He advocated that taxes need to be lowered “across the board,” for both individuals and businesses. Specifically, Archer would press for a business tax amnesty that would allow U.S. companies to bring money kept overseas back into the country without penalty.
Archer is also a strong proponent for the proposed Keystone XL pipeline that would span from Canada to Texas, passing through Nebraska to Iowa’s west.
“[This pipeline] must be completed,” he said. “That’s how you create jobs immediately, and that how you lead energy independence in the United States.”
As he has done previously, Archer criticized Loebsack’s opposition to trade agreements with Columbia, Panama and South Korea.
“These trade agreements are critically important to create jobs here in eastern Iowa. … It’s going to help farmers. It’s going to help pork producers. It’s the right thing to do and Dave Loebsack voted against it,” he said.
After voting down the agreements Loebsack said Congress should be focusing on creating jobs and promoting economic recovery and “not threatening to ship Iowans’ jobs overseas.”
Responding directly to Archer’s criticism of the vote, Brian Fritsch, Loebsack’s political director, noted that Republicans had yet to choose their nominee.
“But Dave looks forward to defending his record on trade and opposing NAFTA-like deals that caused the loss of more than 20,000 manufacturing jobs in Iowa,” Fritsch told The Gazette.

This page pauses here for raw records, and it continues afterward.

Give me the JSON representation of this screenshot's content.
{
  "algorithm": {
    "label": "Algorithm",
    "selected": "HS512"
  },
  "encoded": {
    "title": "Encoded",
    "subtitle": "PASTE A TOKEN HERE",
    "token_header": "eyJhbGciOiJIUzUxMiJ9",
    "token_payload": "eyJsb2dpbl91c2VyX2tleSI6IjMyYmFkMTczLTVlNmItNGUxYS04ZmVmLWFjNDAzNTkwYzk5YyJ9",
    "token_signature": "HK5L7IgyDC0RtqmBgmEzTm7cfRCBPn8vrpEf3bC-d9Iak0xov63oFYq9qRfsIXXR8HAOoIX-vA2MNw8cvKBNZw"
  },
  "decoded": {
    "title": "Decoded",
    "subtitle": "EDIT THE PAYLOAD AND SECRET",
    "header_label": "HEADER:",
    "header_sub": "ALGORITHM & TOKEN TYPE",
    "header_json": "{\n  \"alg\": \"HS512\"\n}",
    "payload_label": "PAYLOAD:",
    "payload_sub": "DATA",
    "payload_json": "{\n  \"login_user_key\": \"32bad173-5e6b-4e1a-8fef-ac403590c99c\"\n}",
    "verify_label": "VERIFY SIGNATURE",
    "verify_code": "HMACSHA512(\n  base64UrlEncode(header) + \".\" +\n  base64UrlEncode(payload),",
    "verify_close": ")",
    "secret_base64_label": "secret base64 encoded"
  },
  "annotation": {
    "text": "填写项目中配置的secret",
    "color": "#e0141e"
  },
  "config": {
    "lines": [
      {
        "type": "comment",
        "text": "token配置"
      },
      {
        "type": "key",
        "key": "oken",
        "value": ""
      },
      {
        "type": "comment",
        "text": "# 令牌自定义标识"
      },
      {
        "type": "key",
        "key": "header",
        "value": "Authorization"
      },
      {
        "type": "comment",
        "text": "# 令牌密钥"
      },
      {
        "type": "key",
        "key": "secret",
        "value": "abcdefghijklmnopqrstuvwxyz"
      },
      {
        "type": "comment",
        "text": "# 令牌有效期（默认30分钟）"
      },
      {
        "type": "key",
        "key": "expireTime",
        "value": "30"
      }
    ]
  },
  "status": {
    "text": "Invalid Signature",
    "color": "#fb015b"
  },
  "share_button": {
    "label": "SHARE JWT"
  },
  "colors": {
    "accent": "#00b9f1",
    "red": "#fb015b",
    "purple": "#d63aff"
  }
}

The GOP primary will be held in June 2012, but Archer is currently leading the money race. Archer raised $65,680 during the third quarter, while competitors Dan Dolan (a Blue Grass developer) and Richard Gates (a Keokuk tea party activist) reported $10,100 and $326, respectively, to the Federal Election Commission.